═════ Material for this task
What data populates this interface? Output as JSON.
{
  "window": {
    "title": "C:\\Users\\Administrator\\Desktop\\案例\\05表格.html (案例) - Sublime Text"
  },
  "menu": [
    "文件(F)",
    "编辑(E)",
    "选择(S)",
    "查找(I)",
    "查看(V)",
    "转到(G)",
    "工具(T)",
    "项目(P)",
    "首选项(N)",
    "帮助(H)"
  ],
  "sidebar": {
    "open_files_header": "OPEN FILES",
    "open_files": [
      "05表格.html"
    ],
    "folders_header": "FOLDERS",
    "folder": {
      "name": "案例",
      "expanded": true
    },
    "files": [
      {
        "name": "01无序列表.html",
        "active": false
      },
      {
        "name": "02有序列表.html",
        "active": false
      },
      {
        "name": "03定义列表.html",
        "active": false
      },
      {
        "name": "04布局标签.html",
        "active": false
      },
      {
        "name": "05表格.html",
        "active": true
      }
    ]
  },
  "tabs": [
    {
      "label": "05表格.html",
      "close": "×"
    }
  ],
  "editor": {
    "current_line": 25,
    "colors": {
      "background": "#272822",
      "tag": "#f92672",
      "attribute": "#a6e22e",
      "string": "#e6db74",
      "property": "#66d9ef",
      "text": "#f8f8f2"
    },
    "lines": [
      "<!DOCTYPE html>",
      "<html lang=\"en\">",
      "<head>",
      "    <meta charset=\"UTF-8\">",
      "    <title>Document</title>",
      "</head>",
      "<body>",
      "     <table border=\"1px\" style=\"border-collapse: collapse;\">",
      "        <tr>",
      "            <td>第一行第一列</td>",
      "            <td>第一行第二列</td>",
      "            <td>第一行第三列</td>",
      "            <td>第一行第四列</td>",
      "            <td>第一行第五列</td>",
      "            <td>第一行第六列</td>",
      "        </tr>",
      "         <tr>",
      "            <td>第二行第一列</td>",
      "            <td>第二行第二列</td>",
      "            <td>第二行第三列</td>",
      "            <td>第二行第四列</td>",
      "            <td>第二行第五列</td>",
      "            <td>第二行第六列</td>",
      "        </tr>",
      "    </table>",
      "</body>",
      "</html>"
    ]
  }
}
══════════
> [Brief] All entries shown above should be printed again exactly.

> [Exercise output]
What data populates this interface? Output as JSON.
{
  "window": {
    "title": "C:\\Users\\Administrator\\Desktop\\案例\\05表格.html (案例) - Sublime Text"
  },
  "menu": [
    "文件(F)",
    "编辑(E)",
    "选择(S)",
    "查找(I)",
    "查看(V)",
    "转到(G)",
    "工具(T)",
    "项目(P)",
    "首选项(N)",
    "帮助(H)"
  ],
  "sidebar": {
    "open_files_header": "OPEN FILES",
    "open_files": [
      "05表格.html"
    ],
    "folders_header": "FOLDERS",
    "folder": {
      "name": "案例",
      "expanded": true
    },
    "files": [
      {
        "name": "01无序列表.html",
        "active": false
      },
      {
        "name": "02有序列表.html",
        "active": false
      },
      {
        "name": "03定义列表.html",
        "active": false
      },
      {
        "name": "04布局标签.html",
        "active": false
      },
      {
        "name": "05表格.html",
        "active": true
      }
    ]
  },
  "tabs": [
    {
      "label": "05表格.html",
      "close": "×"
    }
  ],
  "editor": {
    "current_line": 25,
    "colors": {
      "background": "#272822",
      "tag": "#f92672",
      "attribute": "#a6e22e",
      "string": "#e6db74",
      "property": "#66d9ef",
      "text": "#f8f8f2"
    },
    "lines": [
      "<!DOCTYPE html>",
      "<html lang=\"en\">",
      "<head>",
      "    <meta charset=\"UTF-8\">",
      "    <title>Document</title>",
      "</head>",
      "<body>",
      "     <table border=\"1px\" style=\"border-collapse: collapse;\">",
      "        <tr>",
      "            <td>第一行第一列</td>",
      "            <td>第一行第二列</td>",
      "            <td>第一行第三列</td>",
      "            <td>第一行第四列</td>",
      "            <td>第一行第五列</td>",
      "            <td>第一行第六列</td>",
      "        </tr>",
      "         <tr>",
      "            <td>第二行第一列</td>",
      "            <td>第二行第二列</td>",
      "            <td>第二行第三列</td>",
      "            <td>第二行第四列</td>",
      "            <td>第二行第五列</td>",
      "            <td>第二行第六列</td>",
      "        </tr>",
      "    </table>",
      "</body>",
      "</html>"
    ]
  }
}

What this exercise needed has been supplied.